*What to work on*: Compute how many lines below contain the word "html" and respond with that number only.

*Data shown*:
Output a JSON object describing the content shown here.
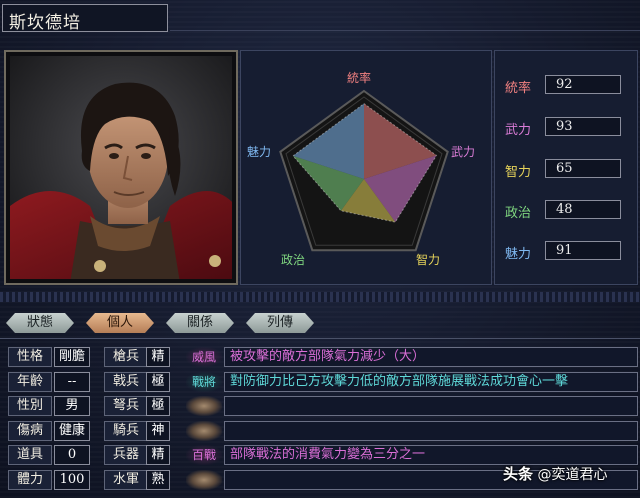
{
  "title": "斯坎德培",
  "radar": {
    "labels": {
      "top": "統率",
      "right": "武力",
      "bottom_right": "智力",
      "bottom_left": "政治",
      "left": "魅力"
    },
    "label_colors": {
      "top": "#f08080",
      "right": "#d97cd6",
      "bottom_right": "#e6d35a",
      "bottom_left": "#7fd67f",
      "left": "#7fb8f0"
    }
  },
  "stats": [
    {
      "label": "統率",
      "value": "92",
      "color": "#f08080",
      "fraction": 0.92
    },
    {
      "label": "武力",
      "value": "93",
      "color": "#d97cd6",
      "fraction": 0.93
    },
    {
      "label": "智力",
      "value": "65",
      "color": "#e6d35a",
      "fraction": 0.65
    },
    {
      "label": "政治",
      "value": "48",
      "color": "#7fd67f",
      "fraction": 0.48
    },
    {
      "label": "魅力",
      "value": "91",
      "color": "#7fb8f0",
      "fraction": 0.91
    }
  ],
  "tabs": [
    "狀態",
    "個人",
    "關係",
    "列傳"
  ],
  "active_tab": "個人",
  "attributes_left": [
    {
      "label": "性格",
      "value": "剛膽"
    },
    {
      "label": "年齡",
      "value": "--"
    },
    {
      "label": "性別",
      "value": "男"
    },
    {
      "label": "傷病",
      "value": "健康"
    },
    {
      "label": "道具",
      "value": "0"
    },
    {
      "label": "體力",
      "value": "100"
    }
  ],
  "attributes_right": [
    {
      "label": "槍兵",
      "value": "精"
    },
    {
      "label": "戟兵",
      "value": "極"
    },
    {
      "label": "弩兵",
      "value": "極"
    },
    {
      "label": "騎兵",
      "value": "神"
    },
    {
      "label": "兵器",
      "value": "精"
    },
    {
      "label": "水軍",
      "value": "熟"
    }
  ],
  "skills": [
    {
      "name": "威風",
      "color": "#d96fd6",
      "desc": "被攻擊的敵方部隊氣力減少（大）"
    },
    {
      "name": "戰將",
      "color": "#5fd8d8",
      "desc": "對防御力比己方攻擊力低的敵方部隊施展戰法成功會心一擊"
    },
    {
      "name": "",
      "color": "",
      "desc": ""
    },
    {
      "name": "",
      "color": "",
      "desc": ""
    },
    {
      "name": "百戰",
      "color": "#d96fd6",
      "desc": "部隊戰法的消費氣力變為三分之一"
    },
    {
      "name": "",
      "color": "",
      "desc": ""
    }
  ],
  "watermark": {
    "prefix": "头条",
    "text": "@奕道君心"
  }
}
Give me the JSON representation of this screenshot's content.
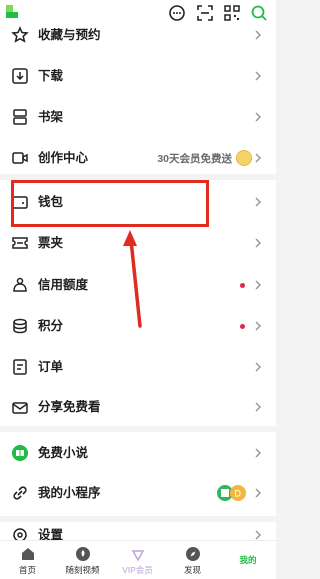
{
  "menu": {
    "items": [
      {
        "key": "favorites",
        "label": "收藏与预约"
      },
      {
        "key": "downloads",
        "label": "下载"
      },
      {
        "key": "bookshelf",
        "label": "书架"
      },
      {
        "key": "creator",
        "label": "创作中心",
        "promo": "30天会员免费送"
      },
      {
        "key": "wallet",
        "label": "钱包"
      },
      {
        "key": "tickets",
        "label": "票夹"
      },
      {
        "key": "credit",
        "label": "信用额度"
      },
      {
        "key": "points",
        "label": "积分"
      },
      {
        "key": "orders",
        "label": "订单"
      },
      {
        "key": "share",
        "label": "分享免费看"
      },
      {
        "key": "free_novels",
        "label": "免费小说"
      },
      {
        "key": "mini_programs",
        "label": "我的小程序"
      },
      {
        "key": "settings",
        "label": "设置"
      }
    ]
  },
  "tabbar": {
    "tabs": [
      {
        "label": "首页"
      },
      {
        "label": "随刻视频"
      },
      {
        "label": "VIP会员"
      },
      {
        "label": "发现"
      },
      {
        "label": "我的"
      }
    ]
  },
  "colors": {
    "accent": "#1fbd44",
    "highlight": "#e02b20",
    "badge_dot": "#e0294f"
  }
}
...
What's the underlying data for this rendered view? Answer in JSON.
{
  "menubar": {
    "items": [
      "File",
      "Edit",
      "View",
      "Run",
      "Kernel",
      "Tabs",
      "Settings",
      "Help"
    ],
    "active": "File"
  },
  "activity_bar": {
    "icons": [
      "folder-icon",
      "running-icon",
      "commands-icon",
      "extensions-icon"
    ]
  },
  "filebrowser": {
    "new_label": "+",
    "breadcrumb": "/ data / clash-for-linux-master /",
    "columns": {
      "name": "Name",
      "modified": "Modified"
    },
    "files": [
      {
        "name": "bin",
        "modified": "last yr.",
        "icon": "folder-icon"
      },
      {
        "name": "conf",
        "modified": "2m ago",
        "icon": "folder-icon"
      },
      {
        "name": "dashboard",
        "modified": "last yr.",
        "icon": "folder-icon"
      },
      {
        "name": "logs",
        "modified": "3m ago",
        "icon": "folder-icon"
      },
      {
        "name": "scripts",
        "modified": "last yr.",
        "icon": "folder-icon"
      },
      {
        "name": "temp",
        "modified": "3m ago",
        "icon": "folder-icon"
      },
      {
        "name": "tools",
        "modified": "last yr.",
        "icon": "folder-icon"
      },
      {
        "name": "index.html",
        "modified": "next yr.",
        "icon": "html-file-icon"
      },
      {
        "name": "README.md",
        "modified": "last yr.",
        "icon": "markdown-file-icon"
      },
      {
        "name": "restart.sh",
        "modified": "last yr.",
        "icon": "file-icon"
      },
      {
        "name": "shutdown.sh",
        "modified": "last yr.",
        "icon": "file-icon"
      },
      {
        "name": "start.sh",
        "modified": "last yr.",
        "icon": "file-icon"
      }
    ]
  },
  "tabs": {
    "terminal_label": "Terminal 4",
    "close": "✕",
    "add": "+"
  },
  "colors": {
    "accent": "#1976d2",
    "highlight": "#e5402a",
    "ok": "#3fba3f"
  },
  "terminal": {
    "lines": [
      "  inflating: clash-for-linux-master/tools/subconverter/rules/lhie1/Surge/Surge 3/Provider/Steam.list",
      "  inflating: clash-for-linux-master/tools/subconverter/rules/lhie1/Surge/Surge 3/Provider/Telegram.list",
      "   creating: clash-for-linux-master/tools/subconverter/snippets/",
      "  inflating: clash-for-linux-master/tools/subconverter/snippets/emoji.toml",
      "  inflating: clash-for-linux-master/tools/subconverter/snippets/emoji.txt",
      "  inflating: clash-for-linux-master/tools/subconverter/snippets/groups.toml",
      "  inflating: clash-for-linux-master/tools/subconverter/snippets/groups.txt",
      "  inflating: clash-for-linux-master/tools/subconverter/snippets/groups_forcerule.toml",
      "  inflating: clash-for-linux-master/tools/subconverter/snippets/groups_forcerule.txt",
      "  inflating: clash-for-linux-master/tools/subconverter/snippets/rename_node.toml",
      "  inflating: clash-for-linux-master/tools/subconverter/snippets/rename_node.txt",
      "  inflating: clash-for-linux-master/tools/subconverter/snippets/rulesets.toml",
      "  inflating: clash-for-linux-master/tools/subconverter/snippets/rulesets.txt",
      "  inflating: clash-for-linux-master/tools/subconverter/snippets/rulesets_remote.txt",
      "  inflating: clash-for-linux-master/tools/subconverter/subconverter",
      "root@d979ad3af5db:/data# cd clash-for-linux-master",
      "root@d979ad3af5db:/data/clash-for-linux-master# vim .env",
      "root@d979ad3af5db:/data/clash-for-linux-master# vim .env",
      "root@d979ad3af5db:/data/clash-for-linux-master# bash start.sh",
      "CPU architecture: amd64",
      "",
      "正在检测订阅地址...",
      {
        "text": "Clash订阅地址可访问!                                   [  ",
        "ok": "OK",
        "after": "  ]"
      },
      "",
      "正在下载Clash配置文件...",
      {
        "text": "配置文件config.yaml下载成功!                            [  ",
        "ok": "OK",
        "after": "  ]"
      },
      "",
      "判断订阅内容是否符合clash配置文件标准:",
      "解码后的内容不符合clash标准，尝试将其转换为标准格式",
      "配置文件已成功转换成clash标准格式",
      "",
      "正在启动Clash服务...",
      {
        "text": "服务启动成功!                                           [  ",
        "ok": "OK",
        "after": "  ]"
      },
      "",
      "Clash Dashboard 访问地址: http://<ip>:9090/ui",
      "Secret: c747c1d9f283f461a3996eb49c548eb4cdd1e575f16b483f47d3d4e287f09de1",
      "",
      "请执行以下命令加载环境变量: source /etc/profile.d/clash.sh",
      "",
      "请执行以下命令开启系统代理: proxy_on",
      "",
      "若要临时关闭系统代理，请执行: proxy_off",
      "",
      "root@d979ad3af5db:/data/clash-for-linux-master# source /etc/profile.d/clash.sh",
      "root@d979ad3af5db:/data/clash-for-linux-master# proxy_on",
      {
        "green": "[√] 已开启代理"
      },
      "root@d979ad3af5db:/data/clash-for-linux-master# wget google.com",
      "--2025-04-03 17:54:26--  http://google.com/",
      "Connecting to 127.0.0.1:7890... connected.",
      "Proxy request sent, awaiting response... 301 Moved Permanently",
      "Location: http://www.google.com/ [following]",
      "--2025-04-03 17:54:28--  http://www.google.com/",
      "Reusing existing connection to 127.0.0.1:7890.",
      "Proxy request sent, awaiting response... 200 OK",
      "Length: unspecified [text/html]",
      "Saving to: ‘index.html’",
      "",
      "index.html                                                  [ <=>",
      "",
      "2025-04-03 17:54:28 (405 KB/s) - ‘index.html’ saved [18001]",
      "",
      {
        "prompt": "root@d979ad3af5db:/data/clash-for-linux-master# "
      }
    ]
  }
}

*Exercise answer*: 6